* [Instructions for the task]: Look through the entries for the string "chevron", and copy each line that holds it.

Recorded data:
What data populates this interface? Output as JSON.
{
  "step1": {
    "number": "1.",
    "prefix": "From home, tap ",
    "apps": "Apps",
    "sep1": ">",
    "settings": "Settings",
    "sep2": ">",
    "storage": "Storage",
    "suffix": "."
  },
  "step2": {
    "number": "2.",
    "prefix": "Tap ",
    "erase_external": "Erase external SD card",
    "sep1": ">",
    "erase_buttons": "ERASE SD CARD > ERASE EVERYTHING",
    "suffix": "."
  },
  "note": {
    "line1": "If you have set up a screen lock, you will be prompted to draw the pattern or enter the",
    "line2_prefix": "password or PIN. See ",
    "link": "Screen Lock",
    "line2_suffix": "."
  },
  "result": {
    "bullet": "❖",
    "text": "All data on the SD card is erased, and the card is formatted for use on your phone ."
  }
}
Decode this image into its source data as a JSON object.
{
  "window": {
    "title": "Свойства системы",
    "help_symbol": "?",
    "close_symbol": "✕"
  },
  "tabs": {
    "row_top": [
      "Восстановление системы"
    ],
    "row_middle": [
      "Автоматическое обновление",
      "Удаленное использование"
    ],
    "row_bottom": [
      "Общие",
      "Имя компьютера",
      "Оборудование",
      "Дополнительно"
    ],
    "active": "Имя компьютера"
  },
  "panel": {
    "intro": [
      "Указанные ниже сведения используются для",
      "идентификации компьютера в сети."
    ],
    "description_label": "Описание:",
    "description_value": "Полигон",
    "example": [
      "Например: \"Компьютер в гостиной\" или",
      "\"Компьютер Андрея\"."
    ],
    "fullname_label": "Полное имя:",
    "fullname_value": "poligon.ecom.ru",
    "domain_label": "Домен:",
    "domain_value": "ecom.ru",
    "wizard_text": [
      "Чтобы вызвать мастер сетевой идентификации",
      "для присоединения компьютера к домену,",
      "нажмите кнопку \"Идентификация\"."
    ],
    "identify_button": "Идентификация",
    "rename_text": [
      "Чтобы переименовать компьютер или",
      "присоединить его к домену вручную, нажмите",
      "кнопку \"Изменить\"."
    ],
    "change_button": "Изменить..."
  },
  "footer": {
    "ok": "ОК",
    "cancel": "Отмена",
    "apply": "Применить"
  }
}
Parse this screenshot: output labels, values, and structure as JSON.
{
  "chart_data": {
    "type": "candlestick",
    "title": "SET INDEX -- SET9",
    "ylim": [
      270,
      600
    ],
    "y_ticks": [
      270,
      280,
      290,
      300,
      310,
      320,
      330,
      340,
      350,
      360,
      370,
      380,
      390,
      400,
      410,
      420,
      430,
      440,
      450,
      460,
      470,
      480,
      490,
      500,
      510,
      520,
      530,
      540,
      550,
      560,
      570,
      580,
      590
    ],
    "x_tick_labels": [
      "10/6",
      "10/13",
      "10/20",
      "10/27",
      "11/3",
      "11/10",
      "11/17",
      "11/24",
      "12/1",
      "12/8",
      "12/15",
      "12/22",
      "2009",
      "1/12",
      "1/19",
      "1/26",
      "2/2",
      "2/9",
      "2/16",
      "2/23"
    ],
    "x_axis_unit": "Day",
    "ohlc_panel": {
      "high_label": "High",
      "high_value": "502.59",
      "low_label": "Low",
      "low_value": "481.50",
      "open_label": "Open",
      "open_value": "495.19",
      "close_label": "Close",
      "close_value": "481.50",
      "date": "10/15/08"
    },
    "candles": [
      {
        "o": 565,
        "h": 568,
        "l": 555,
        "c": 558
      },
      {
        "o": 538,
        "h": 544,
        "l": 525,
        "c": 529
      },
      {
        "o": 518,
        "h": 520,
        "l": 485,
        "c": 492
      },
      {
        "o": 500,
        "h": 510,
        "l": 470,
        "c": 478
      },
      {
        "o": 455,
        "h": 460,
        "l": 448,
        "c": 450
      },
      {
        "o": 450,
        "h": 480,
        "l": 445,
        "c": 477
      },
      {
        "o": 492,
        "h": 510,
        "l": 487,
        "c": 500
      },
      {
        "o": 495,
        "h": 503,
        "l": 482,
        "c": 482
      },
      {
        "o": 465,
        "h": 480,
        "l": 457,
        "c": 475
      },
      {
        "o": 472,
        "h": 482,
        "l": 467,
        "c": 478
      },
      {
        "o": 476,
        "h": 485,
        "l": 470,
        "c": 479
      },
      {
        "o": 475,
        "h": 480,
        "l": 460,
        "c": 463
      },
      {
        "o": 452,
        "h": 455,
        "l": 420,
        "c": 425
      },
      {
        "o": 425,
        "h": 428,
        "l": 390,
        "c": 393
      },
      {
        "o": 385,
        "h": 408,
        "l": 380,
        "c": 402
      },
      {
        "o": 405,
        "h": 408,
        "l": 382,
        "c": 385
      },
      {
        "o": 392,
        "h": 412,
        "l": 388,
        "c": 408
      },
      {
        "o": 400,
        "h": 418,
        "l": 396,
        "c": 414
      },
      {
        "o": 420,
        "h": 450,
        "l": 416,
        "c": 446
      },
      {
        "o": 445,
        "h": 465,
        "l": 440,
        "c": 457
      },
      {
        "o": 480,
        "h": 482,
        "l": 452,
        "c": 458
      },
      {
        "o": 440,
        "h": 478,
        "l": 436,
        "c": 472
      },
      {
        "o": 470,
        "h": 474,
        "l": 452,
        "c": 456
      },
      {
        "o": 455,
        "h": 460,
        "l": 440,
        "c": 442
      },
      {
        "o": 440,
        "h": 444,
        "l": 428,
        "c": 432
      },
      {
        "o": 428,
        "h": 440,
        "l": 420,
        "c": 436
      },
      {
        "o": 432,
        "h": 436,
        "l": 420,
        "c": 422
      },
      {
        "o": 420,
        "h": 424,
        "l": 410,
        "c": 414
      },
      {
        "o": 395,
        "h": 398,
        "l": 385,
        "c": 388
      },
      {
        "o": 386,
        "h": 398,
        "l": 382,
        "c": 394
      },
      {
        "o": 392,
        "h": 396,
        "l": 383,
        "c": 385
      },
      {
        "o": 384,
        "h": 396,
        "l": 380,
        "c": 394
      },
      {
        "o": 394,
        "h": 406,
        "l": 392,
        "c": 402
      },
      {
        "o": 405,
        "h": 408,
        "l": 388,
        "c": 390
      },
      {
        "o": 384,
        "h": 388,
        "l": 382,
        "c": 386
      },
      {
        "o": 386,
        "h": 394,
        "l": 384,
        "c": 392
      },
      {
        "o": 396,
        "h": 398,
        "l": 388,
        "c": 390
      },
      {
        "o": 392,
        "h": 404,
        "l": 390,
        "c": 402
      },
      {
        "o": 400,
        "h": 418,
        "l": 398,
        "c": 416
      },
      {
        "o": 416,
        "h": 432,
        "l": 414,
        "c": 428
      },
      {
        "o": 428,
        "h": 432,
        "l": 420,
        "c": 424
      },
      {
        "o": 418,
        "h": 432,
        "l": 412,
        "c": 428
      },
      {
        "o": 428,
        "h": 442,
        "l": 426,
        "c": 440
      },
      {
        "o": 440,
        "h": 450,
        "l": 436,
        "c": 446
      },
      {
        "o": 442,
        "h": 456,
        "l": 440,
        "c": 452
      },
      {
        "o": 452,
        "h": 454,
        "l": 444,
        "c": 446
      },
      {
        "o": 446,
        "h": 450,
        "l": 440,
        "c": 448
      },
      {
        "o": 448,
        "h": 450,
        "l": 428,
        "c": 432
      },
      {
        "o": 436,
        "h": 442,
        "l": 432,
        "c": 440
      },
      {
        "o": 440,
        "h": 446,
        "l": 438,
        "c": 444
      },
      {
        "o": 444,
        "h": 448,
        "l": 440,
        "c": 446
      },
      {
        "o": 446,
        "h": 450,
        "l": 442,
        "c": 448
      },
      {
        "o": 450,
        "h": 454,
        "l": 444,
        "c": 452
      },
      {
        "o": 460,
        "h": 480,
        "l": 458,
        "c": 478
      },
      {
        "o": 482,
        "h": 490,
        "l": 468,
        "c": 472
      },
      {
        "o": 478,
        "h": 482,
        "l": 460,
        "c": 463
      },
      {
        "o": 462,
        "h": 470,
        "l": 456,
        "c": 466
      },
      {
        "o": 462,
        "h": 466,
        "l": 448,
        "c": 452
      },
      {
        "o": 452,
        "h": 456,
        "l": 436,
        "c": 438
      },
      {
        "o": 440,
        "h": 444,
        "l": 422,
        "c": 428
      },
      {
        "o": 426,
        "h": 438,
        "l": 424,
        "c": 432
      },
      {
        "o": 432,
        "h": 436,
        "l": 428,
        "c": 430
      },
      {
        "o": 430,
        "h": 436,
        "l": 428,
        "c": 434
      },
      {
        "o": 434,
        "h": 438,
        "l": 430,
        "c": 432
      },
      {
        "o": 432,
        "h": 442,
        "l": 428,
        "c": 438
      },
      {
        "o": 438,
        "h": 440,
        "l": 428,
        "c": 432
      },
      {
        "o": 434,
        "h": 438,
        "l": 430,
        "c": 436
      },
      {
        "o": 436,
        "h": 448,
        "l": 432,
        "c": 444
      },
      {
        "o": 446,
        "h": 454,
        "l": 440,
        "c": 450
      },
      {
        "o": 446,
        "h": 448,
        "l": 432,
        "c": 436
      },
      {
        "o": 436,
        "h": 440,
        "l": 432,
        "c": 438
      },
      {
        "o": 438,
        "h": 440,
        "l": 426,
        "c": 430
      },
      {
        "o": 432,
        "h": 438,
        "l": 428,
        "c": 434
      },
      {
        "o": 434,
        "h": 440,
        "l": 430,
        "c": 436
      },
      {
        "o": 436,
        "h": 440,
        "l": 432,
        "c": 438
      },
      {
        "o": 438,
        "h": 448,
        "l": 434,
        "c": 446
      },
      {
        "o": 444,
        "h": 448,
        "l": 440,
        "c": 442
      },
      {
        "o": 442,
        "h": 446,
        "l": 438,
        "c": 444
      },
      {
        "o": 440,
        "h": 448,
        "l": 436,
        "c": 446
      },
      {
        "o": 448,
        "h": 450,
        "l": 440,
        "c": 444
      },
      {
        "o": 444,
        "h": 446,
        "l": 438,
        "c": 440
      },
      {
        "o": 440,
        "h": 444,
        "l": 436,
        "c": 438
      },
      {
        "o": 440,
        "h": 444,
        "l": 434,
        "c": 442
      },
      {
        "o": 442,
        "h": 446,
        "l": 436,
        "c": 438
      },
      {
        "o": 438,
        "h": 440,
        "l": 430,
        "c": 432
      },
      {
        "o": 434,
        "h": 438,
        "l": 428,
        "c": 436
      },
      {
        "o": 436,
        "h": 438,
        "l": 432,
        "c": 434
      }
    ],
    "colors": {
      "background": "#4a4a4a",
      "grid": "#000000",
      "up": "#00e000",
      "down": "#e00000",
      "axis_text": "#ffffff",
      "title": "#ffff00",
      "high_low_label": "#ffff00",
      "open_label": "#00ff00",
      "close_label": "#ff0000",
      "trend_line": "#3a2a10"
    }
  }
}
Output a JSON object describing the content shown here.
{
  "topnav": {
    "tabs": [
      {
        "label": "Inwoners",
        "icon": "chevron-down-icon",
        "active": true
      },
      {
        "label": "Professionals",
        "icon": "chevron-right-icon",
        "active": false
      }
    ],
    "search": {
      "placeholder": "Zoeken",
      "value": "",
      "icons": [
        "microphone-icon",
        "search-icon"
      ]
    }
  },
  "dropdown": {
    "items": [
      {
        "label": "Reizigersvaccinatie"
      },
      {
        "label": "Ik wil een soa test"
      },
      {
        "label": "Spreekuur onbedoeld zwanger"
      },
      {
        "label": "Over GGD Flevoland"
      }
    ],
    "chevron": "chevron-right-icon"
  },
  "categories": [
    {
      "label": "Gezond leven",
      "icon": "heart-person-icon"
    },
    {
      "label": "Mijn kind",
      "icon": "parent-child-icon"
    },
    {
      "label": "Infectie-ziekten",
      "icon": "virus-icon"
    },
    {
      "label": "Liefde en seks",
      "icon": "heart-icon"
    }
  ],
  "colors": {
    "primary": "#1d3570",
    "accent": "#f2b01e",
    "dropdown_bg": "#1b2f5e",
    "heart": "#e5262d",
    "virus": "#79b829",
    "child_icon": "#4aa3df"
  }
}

* [Response to the exercise]:
        "icon": "chevron-down-icon",
        "icon": "chevron-right-icon",
    "chevron": "chevron-right-icon"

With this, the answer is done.